Kindred Healthcare has set aside $95 million in a contingency reserve to fund a possible settlement involving its RehabCare division.
The one-time charge in its first-quarter earnings report was one of a number of one-off challenges that continue to rankle the post-acute-care provider, which has been shifting its business strategy and growing aggressively through acquisitions.
RehabCare, which Kindred acquired in June 2011, has been under investigation by the U.S. Justice Department for allegations that it improperly billed Medicare for services provided in skilled-nursing facilities. The investigation also centers on whether RehabCare had an improper relationship with a vendor in violation of the anti-kickback statute.
Kindred set aside the reserve based on discussions it has had with federal investigators, and the final amount could be as high as $125 million, CEO Benjamin Breier said during an earnings call.
Rehabilitation and home healthcare were two areas of focus that Kindred highlighted in 2013 as it began to shift away from skilled-nursing care and into more profitable service lines. In the first quarter, it completed two acquisitions on these fronts: Gentiva Health Services, a home health and hospice operator, and Centerre Healthcare Corp., which operates inpatient rehabilitation hospitals.
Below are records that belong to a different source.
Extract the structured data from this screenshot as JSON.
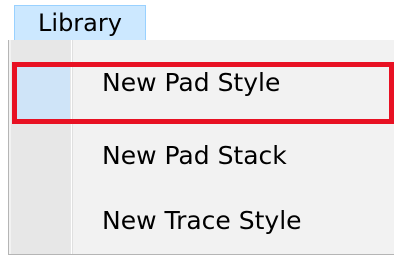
{
  "menubar": {
    "library_label": "Library"
  },
  "dropdown": {
    "items": [
      {
        "label": "New Pad Style",
        "highlighted": true
      },
      {
        "label": "New Pad Stack",
        "highlighted": false
      },
      {
        "label": "New Trace Style",
        "highlighted": false
      }
    ]
  },
  "colors": {
    "menu_title_bg": "#cce8ff",
    "highlight_border": "#e81123",
    "dropdown_bg": "#f2f2f2"
  }
}
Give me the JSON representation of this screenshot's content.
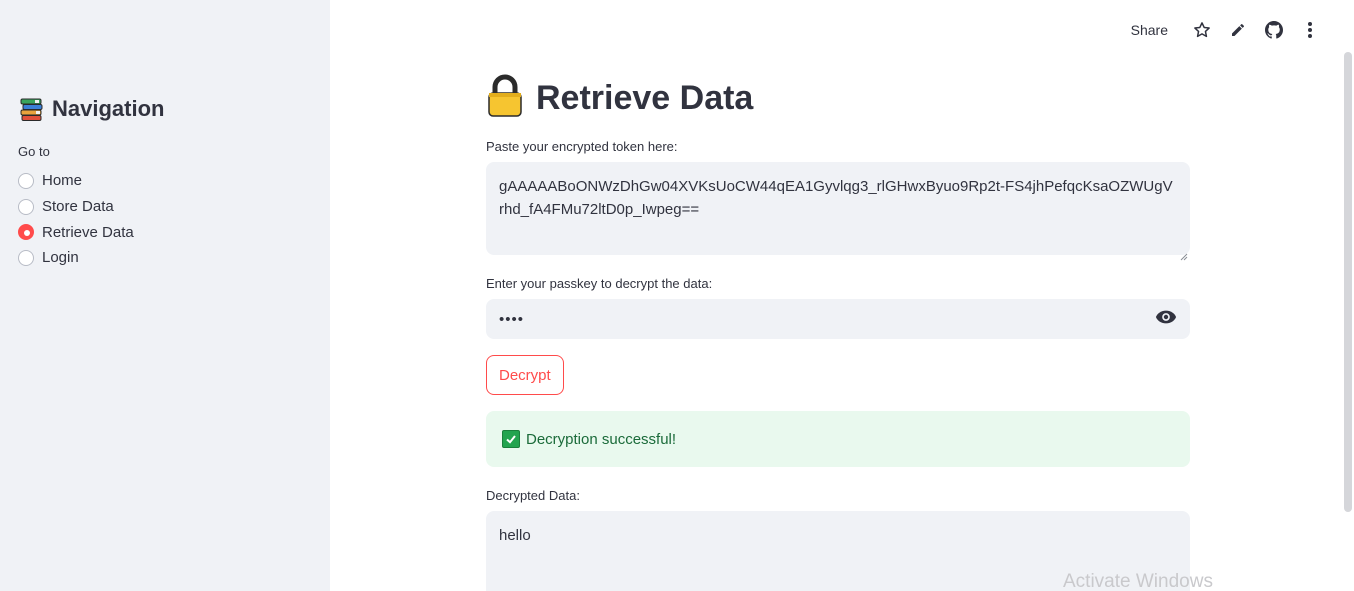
{
  "sidebar": {
    "title": "Navigation",
    "goto_label": "Go to",
    "items": [
      {
        "label": "Home",
        "selected": false
      },
      {
        "label": "Store Data",
        "selected": false
      },
      {
        "label": "Retrieve Data",
        "selected": true
      },
      {
        "label": "Login",
        "selected": false
      }
    ]
  },
  "toolbar": {
    "share_label": "Share",
    "icons": [
      "star-icon",
      "pencil-icon",
      "github-icon",
      "more-vertical-icon"
    ]
  },
  "main": {
    "title": "Retrieve Data",
    "title_icon": "lock-icon",
    "token_label": "Paste your encrypted token here:",
    "token_value": "gAAAAABoONWzDhGw04XVKsUoCW44qEA1Gyvlqg3_rlGHwxByuo9Rp2t-FS4jhPefqcKsaOZWUgVrhd_fA4FMu72ltD0p_Iwpeg==",
    "passkey_label": "Enter your passkey to decrypt the data:",
    "passkey_value": "••••",
    "decrypt_label": "Decrypt",
    "success_message": "Decryption successful!",
    "decrypted_label": "Decrypted Data:",
    "decrypted_value": "hello"
  },
  "watermark": "Activate Windows",
  "colors": {
    "accent": "#ff4b4b",
    "sidebar_bg": "#f0f2f6",
    "success_bg": "#e9f9ee",
    "success_text": "#1b6b3a"
  }
}
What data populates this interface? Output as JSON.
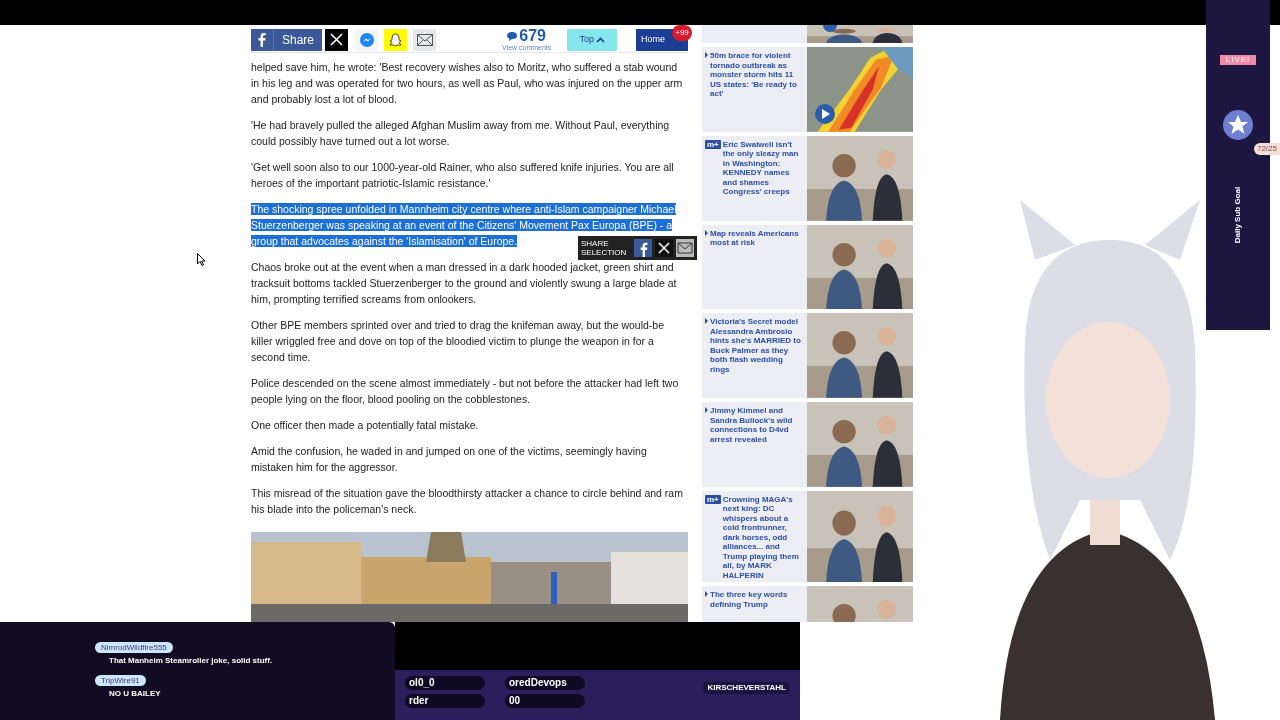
{
  "toolbar": {
    "share_label": "Share",
    "comment_count": "679",
    "comment_caption": "View comments",
    "top_label": "Top",
    "home_label": "Home",
    "notification_badge": "+99"
  },
  "article": {
    "paragraphs": [
      {
        "text": "helped save him, he wrote: 'Best recovery wishes also to Moritz, who suffered a stab wound in his leg and was operated for two hours, as well as Paul, who was injured on the upper arm and probably lost a lot of blood.",
        "selected": false
      },
      {
        "text": "'He had bravely pulled the alleged Afghan Muslim away from me. Without Paul, everything could possibly have turned out a lot worse.",
        "selected": false
      },
      {
        "text": "'Get well soon also to our 1000-year-old Rainer, who also suffered knife injuries. You are all heroes of the important patriotic-Islamic resistance.'",
        "selected": false
      },
      {
        "text": "The shocking spree unfolded in Mannheim city centre where anti-Islam campaigner Michael Stuerzenberger was speaking at an event of the Citizens' Movement Pax Europa (BPE) - a group that advocates against the 'Islamisation' of Europe.",
        "selected": true
      },
      {
        "text": "Chaos broke out at the event when a man dressed in a dark hooded jacket, green shirt and tracksuit bottoms tackled Stuerzenberger to the ground and violently swung a large blade at him, prompting terrified screams from onlookers.",
        "selected": false
      },
      {
        "text": "Other BPE members sprinted over and tried to drag the knifeman away, but the would-be killer wriggled free and dove on top of the bloodied victim to plunge the weapon in for a second time.",
        "selected": false
      },
      {
        "text": "Police descended on the scene almost immediately - but not before the attacker had left two people lying on the floor, blood pooling on the cobblestones.",
        "selected": false
      },
      {
        "text": "One officer then made a potentially fatal mistake.",
        "selected": false
      },
      {
        "text": "Amid the confusion, he waded in and jumped on one of the victims, seemingly having mistaken him for the aggressor.",
        "selected": false
      },
      {
        "text": "This misread of the situation gave the bloodthirsty attacker a chance to circle behind and ram his blade into the policeman's neck.",
        "selected": false
      }
    ]
  },
  "share_popup": {
    "label": "SHARE SELECTION"
  },
  "sidebar": [
    {
      "kind": "cut",
      "video": true
    },
    {
      "kind": "story",
      "headline": "50m brace for violent tornado outbreak as monster storm hits 11 US states: 'Be ready to act'",
      "video": true
    },
    {
      "kind": "story",
      "badge": "m+",
      "headline": "Eric Swalwell isn't the only sleazy man in Washington: KENNEDY names and shames Congress' creeps",
      "video": false
    },
    {
      "kind": "story",
      "headline": "Map reveals Americans most at risk",
      "video": false
    },
    {
      "kind": "story",
      "headline": "Victoria's Secret model Alessandra Ambrosio hints she's MARRIED to Buck Palmer as they both flash wedding rings",
      "video": false
    },
    {
      "kind": "story",
      "headline": "Jimmy Kimmel and Sandra Bullock's wild connections to D4vd arrest revealed",
      "video": false
    },
    {
      "kind": "story",
      "badge": "m+",
      "headline": "Crowning MAGA's next king: DC whispers about a cold frontrunner, dark horses, odd alliances... and Trump playing them all, by MARK HALPERIN",
      "video": false
    },
    {
      "kind": "story",
      "headline": "The three key words defining Trump",
      "video": false
    }
  ],
  "chat": [
    {
      "user": "NimrodWildfire555",
      "message": "That Manheim Steamroller joke, solid stuff."
    },
    {
      "user": "TripWire91",
      "message": "NO U BAILEY"
    }
  ],
  "stream_bar": {
    "labels": [
      "ol0_0",
      "oredDevops",
      "rder",
      "00"
    ],
    "social_handle": "KIRSCHEVERSTAHL"
  },
  "sub_goal": {
    "live_tag": "LIVE!",
    "title": "Daily Sub Goal",
    "count": "72/25"
  }
}
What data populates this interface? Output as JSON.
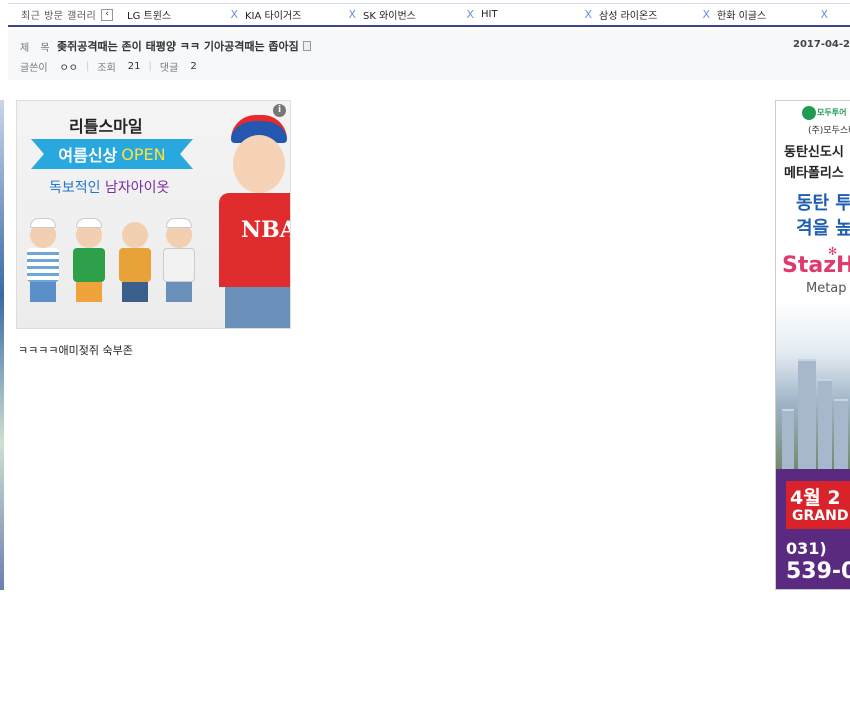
{
  "recent_gallery": {
    "label": "최근 방문 갤러리",
    "prev_symbol": "‹",
    "close_symbol": "X",
    "tabs": [
      {
        "name": "LG 트윈스"
      },
      {
        "name": "KIA 타이거즈"
      },
      {
        "name": "SK 와이번스"
      },
      {
        "name": "HIT"
      },
      {
        "name": "삼성 라이온즈"
      },
      {
        "name": "한화 이글스"
      }
    ]
  },
  "post": {
    "subject_label": "제 목",
    "title": "좆쥐공격때는 존이 태평양 ㅋㅋ 기아공격때는 좁아짐",
    "date": "2017-04-2",
    "author_label": "글쓴이",
    "author": "ㅇㅇ",
    "views_label": "조회",
    "views": "21",
    "comments_label": "댓글",
    "comments": "2",
    "body": "ㅋㅋㅋㅋ애미젖쥐 숙부존"
  },
  "ad_kids": {
    "info": "i",
    "brand": "리틀스마일",
    "banner_text": "여름신상",
    "banner_open": "OPEN",
    "tagline_a": "독보적인 ",
    "tagline_b": "남자아이옷",
    "shirt_text": "NBA"
  },
  "ad_right": {
    "logo_text": "모두투어",
    "company": "(주)모두스테",
    "line1": "동탄신도시",
    "line2": "메타폴리스",
    "big1": "동탄 투",
    "big2": "격을 높",
    "brand": "StazH",
    "sub": "Metap",
    "date": "4월 2",
    "grand": "GRAND",
    "phone1": "031)",
    "phone2": "539-0"
  },
  "colors": {
    "accent_bar": "#3b4890",
    "close_x": "#6f8ce0",
    "kids_banner": "#29a8e0",
    "right_brand": "#e0396b"
  }
}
Kindred's $1.8 billion deal for Gentiva came after a drawn-out takeover fight. The combination will now allow Kindred, with its broader array of services, to experiment with care coordination and risk-based payment models.
The company is ahead of previous projections in achieving cost savings from the merger, Breier said. “I'm happy to report we're making great progress on this front,” he told analysts and investors.
With its two acquisitions, Kindred's revenue increased 32% to nearly $1.7 billion from $1.3 billion in the first quarter of 2014. However, it finished the quarter with a net loss of $146.8 million compared with the prior-year period's $8 million in net income.
Analysts described the quarter as “noisy” because the company exceeded revenue expectations, but its results were dragged down by the settlement reserve as well as contract losses in its skilled-nursing rehabilitation services sector. Other items included a temporary hold on admissions at four of its California long-term acute-care (LTAC) hospitals and costs associated with the retirement of CEO Paul Diaz.
But Breier said the company is moving forward with greater regulatory clarity than it has in the past, singling out for instance Medicare reimbursement changes for LTAC operators, which will take effect in October.